In Japan, one of the most unique and simi-popular add-ons for the Super Famicom was the Satellaview. The Satellaview was a satellite modem that attached at the bottom of the console, allowing Japanese gamers to download game titles and various other things directly from an orbital dish at certain times of the day.
The unfinished F-Zero 2 was released as a Broadcast Satellaview game, or BS for short. The full title of the game became BS F-Zero 2 Grand Prix.
Although there are four new cars, they are all identical to the ones from the first game except in appearance.
There is only one league in the game called the Ace League, which in has five new courses. These tracks are all extremely difficult and even crossing the finish line is a feat in some of them.
- Amazing Graphics
- Top-Notch Music
- Spot-on Control
- Competitive AI
- Challenging Courses
- Four Distinctive Hover cars
- The limitation of only four racers is disappointing when you consider that most of its sequels have 30 or more
- The duplicate filler cars that populate the race track often get in your way
- No multiplayer at all
- You can’t run time trails on all 15 courses
With all things considered, F-Zero is an amazing game that has stood the test of time remarkably well. If you don’t already own it, well what’s wrong with you? Go get it! Its super cheap and totally awesome.
Oh, and if you were wondering how I managed to write this review so quickly it’s because I had previously written it. Over two years ago. Here’s my original video review!
Platform: Super Nintendo Entertainment System, Super Famicom, Wii Virtual Console
Release Date: August 23, 1991
Developer: Nintendo E.A.D
Also from the developer: The Legend of Zelda, Super Mario Bros. 3, F-Zero X, F-Zero Maximum Velocity, etc

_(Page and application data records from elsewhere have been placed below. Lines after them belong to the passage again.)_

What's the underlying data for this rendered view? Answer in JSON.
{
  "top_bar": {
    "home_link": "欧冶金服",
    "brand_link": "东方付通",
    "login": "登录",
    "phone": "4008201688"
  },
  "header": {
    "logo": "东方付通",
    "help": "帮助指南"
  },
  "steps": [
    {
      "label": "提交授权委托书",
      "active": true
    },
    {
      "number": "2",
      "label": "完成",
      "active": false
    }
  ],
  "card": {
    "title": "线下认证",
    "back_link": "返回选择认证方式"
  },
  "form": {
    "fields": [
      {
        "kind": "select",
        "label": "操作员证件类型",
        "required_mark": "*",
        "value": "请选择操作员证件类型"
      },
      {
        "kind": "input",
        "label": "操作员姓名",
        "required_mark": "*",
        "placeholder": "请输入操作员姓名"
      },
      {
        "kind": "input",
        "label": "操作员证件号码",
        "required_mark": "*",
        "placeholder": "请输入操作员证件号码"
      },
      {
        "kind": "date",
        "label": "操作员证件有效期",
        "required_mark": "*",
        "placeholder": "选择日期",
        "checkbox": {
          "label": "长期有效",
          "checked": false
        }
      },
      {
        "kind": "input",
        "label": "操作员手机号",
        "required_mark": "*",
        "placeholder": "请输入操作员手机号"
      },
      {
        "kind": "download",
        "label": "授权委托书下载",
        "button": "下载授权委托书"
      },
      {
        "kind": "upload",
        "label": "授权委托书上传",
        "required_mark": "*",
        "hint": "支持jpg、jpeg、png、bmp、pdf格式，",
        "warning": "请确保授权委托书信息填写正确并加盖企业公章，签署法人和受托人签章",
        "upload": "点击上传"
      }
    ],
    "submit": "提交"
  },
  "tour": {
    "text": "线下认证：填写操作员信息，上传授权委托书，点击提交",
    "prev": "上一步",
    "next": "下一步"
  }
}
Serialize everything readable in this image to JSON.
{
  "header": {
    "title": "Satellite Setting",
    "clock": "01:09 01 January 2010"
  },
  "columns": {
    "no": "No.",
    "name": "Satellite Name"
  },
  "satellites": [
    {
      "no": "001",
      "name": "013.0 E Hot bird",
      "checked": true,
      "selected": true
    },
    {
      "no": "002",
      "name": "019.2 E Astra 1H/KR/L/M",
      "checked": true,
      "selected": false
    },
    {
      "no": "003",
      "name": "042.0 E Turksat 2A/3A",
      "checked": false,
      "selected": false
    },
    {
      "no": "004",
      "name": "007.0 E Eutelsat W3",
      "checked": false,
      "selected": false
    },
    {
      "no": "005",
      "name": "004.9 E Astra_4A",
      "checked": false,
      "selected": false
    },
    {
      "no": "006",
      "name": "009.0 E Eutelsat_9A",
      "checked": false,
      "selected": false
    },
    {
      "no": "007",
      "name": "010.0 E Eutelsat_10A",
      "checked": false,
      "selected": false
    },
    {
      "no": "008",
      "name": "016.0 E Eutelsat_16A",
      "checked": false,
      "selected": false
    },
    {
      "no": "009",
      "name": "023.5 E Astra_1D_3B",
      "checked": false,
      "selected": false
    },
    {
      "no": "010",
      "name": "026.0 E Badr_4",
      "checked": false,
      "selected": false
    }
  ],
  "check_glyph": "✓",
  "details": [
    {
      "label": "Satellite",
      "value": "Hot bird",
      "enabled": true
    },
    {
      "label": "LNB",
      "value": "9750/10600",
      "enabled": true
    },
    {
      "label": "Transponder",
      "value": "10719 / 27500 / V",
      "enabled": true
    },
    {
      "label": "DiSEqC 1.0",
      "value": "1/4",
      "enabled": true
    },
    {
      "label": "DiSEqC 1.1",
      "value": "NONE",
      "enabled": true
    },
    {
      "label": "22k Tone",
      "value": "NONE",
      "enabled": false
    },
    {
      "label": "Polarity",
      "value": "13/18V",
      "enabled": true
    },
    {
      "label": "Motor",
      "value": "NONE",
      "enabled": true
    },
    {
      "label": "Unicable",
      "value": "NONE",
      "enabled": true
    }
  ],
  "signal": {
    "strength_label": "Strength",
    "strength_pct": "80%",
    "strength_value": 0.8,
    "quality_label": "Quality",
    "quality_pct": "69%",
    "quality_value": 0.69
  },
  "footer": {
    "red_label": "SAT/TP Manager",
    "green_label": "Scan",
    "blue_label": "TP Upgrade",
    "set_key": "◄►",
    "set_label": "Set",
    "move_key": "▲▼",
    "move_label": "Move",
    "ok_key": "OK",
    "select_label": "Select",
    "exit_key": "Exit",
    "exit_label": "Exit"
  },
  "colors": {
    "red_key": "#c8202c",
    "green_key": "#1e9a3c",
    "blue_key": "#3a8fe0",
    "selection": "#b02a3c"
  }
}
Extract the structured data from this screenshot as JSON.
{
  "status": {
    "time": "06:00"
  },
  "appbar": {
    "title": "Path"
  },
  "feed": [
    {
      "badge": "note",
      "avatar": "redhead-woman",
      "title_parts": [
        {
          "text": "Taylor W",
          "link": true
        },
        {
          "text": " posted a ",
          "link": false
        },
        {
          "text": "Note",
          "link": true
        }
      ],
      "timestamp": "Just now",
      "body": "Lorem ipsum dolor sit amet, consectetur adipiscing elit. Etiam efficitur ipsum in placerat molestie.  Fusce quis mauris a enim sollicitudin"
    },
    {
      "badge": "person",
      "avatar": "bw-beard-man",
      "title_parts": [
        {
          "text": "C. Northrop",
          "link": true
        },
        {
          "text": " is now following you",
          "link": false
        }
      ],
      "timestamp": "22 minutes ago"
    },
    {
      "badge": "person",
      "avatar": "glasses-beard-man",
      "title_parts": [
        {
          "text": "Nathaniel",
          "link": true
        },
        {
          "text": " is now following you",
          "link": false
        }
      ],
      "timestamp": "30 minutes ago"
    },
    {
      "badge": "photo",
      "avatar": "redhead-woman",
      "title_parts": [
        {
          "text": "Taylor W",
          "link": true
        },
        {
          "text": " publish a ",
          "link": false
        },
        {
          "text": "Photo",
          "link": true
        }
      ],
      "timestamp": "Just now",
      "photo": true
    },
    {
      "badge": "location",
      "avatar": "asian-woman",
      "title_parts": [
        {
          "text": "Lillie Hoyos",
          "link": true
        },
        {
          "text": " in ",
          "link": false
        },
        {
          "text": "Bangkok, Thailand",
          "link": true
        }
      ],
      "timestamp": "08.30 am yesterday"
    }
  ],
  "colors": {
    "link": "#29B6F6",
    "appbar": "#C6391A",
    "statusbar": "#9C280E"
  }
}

Game Length: 3 hours
ESRB: Nonexistent at the time, but re-released as “E”
Buy, rent or skip: Buy